**What you need to do**
A single number is all that's needed: how many lines in the data contain the string "true".

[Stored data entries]
=== Begin Enclosure ===
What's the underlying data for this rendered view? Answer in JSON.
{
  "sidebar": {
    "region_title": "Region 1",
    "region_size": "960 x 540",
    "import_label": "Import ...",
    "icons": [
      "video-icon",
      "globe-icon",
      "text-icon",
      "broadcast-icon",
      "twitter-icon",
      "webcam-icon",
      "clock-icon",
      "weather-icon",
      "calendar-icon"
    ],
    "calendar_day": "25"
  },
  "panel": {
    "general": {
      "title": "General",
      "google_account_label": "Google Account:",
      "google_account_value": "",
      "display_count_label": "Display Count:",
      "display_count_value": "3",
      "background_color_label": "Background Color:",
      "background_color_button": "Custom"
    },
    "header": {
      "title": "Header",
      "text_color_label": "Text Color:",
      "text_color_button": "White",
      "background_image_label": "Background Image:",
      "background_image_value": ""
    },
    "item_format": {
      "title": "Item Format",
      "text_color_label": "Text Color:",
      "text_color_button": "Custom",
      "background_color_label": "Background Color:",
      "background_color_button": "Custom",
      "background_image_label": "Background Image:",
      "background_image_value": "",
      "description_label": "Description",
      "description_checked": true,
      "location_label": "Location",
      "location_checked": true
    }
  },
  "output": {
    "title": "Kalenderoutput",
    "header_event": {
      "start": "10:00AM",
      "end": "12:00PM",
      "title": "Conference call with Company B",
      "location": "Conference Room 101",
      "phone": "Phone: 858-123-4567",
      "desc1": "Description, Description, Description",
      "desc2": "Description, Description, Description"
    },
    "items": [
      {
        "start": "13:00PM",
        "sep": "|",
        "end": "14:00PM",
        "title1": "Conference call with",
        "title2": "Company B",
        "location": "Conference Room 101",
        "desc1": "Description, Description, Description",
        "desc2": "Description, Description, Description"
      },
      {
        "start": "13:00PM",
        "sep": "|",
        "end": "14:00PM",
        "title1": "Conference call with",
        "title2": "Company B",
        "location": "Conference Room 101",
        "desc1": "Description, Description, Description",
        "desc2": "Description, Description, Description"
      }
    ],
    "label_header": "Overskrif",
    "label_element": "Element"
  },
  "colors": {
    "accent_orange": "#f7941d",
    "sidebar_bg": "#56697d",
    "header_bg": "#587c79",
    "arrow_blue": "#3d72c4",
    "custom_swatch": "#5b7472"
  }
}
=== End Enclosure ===
**Written answer**
2